Prompt
Each line of the data below that carries the word "this" needs to be copied.
---------- Source information ----------
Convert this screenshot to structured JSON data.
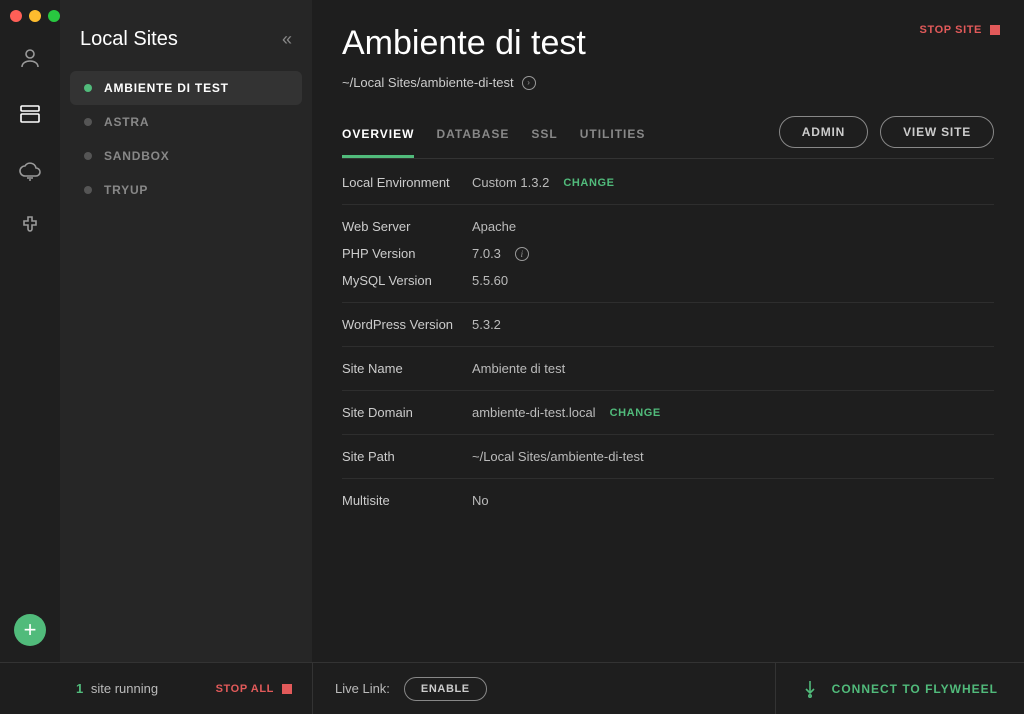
{
  "sidebar": {
    "title": "Local Sites",
    "items": [
      {
        "label": "AMBIENTE DI TEST",
        "running": true,
        "active": true
      },
      {
        "label": "ASTRA",
        "running": false,
        "active": false
      },
      {
        "label": "SANDBOX",
        "running": false,
        "active": false
      },
      {
        "label": "TRYUP",
        "running": false,
        "active": false
      }
    ]
  },
  "site": {
    "title": "Ambiente di test",
    "path_display": "~/Local Sites/ambiente-di-test",
    "stop_label": "STOP SITE"
  },
  "tabs": {
    "items": [
      "OVERVIEW",
      "DATABASE",
      "SSL",
      "UTILITIES"
    ],
    "active": "OVERVIEW"
  },
  "buttons": {
    "admin": "ADMIN",
    "view_site": "VIEW SITE"
  },
  "overview": {
    "local_env_label": "Local Environment",
    "local_env_value": "Custom 1.3.2",
    "change": "CHANGE",
    "web_server_label": "Web Server",
    "web_server_value": "Apache",
    "php_label": "PHP Version",
    "php_value": "7.0.3",
    "mysql_label": "MySQL Version",
    "mysql_value": "5.5.60",
    "wp_label": "WordPress Version",
    "wp_value": "5.3.2",
    "site_name_label": "Site Name",
    "site_name_value": "Ambiente di test",
    "domain_label": "Site Domain",
    "domain_value": "ambiente-di-test.local",
    "site_path_label": "Site Path",
    "site_path_value": "~/Local Sites/ambiente-di-test",
    "multisite_label": "Multisite",
    "multisite_value": "No"
  },
  "footer": {
    "running_count": "1",
    "running_text": "site running",
    "stop_all": "STOP ALL",
    "live_link_label": "Live Link:",
    "enable": "ENABLE",
    "connect": "CONNECT TO FLYWHEEL"
  }
}
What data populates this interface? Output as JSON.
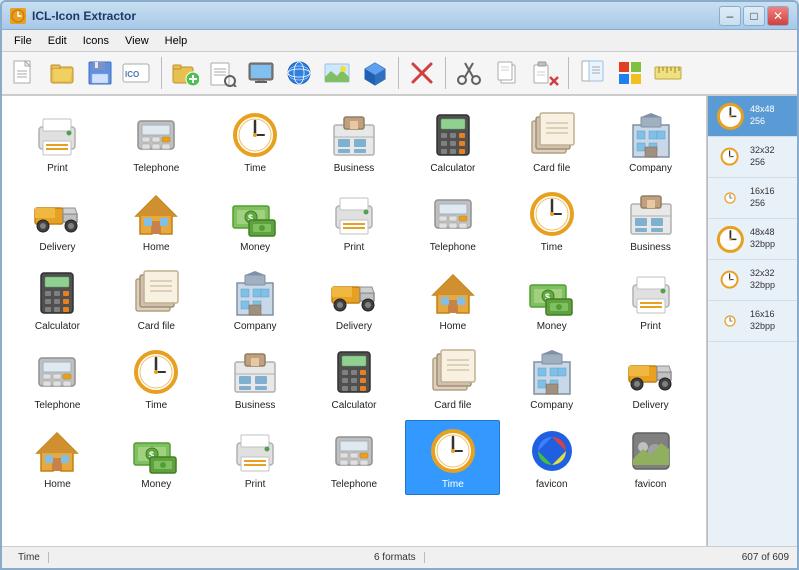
{
  "window": {
    "title": "ICL-Icon Extractor",
    "icon": "🔷"
  },
  "titlebar": {
    "buttons": {
      "minimize": "–",
      "maximize": "□",
      "close": "✕"
    }
  },
  "menu": {
    "items": [
      "File",
      "Edit",
      "Icons",
      "View",
      "Help"
    ]
  },
  "toolbar": {
    "buttons": [
      {
        "name": "new",
        "icon": "📄"
      },
      {
        "name": "open",
        "icon": "📂"
      },
      {
        "name": "save",
        "icon": "💾"
      },
      {
        "name": "ico",
        "icon": "🔷"
      },
      {
        "name": "add",
        "icon": "📁+"
      },
      {
        "name": "search-file",
        "icon": "🔍"
      },
      {
        "name": "monitor",
        "icon": "🖥"
      },
      {
        "name": "globe",
        "icon": "🌐"
      },
      {
        "name": "image",
        "icon": "🖼"
      },
      {
        "name": "box3d",
        "icon": "📦"
      },
      {
        "name": "delete-red",
        "icon": "✂"
      },
      {
        "name": "cut",
        "icon": "✂"
      },
      {
        "name": "copy",
        "icon": "📋"
      },
      {
        "name": "paste",
        "icon": "📋"
      },
      {
        "name": "delete2",
        "icon": "✕"
      },
      {
        "name": "extract",
        "icon": "📄"
      },
      {
        "name": "windows",
        "icon": "⊞"
      },
      {
        "name": "ruler",
        "icon": "📏"
      }
    ]
  },
  "icons": [
    {
      "label": "Print",
      "type": "printer"
    },
    {
      "label": "Telephone",
      "type": "telephone"
    },
    {
      "label": "Time",
      "type": "clock"
    },
    {
      "label": "Business",
      "type": "business"
    },
    {
      "label": "Calculator",
      "type": "calculator"
    },
    {
      "label": "Card file",
      "type": "cardfile"
    },
    {
      "label": "Company",
      "type": "company"
    },
    {
      "label": "Delivery",
      "type": "delivery"
    },
    {
      "label": "Home",
      "type": "home"
    },
    {
      "label": "Money",
      "type": "money"
    },
    {
      "label": "Print",
      "type": "printer"
    },
    {
      "label": "Telephone",
      "type": "telephone"
    },
    {
      "label": "Time",
      "type": "clock"
    },
    {
      "label": "Business",
      "type": "business"
    },
    {
      "label": "Calculator",
      "type": "calculator"
    },
    {
      "label": "Card file",
      "type": "cardfile"
    },
    {
      "label": "Company",
      "type": "company"
    },
    {
      "label": "Delivery",
      "type": "delivery"
    },
    {
      "label": "Home",
      "type": "home"
    },
    {
      "label": "Money",
      "type": "money"
    },
    {
      "label": "Print",
      "type": "printer"
    },
    {
      "label": "Telephone",
      "type": "telephone"
    },
    {
      "label": "Time",
      "type": "clock"
    },
    {
      "label": "Business",
      "type": "business"
    },
    {
      "label": "Calculator",
      "type": "calculator"
    },
    {
      "label": "Card file",
      "type": "cardfile"
    },
    {
      "label": "Company",
      "type": "company"
    },
    {
      "label": "Delivery",
      "type": "delivery"
    },
    {
      "label": "Home",
      "type": "home"
    },
    {
      "label": "Money",
      "type": "money"
    },
    {
      "label": "Print",
      "type": "printer"
    },
    {
      "label": "Telephone",
      "type": "telephone"
    },
    {
      "label": "Time",
      "type": "clock",
      "selected": true
    },
    {
      "label": "favicon",
      "type": "favicon1"
    },
    {
      "label": "favicon",
      "type": "favicon2"
    }
  ],
  "sizes": [
    {
      "size": "48x48",
      "depth": "256",
      "selected": true
    },
    {
      "size": "32x32",
      "depth": "256",
      "selected": false
    },
    {
      "size": "16x16",
      "depth": "256",
      "selected": false
    },
    {
      "size": "48x48",
      "depth": "32bpp",
      "selected": false
    },
    {
      "size": "32x32",
      "depth": "32bpp",
      "selected": false
    },
    {
      "size": "16x16",
      "depth": "32bpp",
      "selected": false
    }
  ],
  "statusbar": {
    "left": "Time",
    "middle": "6 formats",
    "right": "607 of 609"
  }
}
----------
Written answer
Convert this screenshot to structured JSON data.
What data populates this interface? Output as JSON.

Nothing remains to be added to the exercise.